**STORED DATA**.
......
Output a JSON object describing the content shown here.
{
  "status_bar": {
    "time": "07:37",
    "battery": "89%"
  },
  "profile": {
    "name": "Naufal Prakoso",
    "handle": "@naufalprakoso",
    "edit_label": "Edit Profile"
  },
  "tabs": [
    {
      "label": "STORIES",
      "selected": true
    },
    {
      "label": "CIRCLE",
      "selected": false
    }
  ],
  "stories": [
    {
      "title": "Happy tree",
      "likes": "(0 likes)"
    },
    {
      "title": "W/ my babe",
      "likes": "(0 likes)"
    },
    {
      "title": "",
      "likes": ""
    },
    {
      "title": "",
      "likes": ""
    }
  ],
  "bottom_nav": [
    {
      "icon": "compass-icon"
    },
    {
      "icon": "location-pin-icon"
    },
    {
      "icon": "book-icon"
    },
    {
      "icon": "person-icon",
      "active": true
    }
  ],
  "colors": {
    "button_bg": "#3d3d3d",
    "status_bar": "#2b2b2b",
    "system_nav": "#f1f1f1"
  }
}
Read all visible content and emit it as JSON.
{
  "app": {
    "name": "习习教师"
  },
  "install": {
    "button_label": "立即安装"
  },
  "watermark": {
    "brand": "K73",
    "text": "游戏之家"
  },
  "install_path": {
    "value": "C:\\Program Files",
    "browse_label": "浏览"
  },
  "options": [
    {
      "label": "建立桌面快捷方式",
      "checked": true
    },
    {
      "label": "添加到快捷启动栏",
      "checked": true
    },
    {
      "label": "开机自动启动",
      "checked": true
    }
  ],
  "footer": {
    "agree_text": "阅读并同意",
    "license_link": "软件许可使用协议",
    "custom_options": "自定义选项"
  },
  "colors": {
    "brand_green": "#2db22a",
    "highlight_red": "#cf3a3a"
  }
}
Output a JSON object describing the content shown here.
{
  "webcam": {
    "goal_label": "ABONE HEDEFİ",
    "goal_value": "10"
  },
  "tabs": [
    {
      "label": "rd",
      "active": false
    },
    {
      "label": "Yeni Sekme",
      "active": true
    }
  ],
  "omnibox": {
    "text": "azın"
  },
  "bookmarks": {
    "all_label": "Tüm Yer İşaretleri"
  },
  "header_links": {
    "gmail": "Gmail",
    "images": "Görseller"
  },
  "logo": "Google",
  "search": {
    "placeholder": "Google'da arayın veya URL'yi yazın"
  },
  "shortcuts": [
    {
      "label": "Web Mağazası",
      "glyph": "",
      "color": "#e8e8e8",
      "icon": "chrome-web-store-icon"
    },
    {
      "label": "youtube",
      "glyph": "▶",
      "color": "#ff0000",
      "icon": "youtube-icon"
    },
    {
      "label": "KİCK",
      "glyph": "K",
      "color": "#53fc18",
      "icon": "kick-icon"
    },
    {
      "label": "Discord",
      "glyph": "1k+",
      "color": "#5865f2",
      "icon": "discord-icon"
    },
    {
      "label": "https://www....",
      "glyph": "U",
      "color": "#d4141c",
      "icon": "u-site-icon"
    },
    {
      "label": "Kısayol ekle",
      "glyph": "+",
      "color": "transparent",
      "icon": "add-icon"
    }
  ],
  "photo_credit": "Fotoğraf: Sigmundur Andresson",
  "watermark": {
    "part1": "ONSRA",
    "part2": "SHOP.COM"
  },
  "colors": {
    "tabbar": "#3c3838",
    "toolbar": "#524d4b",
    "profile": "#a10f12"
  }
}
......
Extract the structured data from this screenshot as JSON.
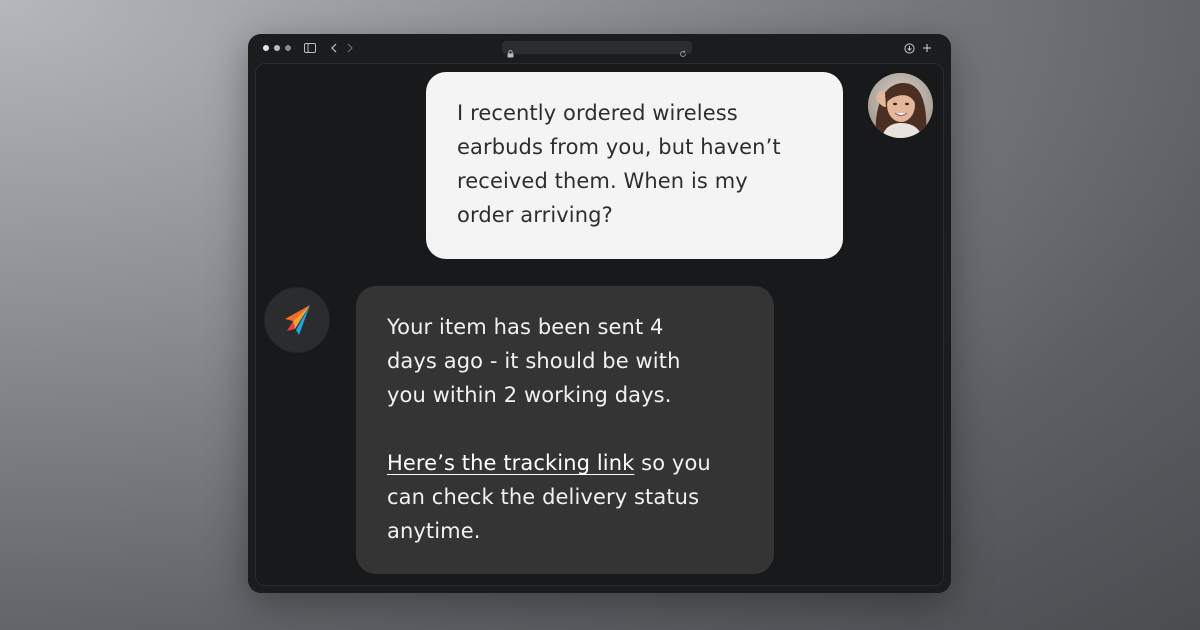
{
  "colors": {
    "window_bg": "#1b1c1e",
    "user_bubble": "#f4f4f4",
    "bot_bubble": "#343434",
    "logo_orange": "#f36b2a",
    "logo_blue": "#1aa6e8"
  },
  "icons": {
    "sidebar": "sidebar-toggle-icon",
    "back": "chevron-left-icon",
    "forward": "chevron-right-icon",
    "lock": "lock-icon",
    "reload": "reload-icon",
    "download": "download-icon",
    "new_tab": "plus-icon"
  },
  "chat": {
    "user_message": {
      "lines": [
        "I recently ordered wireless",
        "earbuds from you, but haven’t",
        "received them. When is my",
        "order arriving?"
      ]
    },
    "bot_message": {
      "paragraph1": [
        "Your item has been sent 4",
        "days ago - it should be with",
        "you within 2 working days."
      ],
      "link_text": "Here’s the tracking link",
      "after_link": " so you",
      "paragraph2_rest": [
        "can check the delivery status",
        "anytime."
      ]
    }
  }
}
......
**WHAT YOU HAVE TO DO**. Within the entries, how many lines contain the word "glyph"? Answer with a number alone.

**WRITTEN SOLUTION**. 6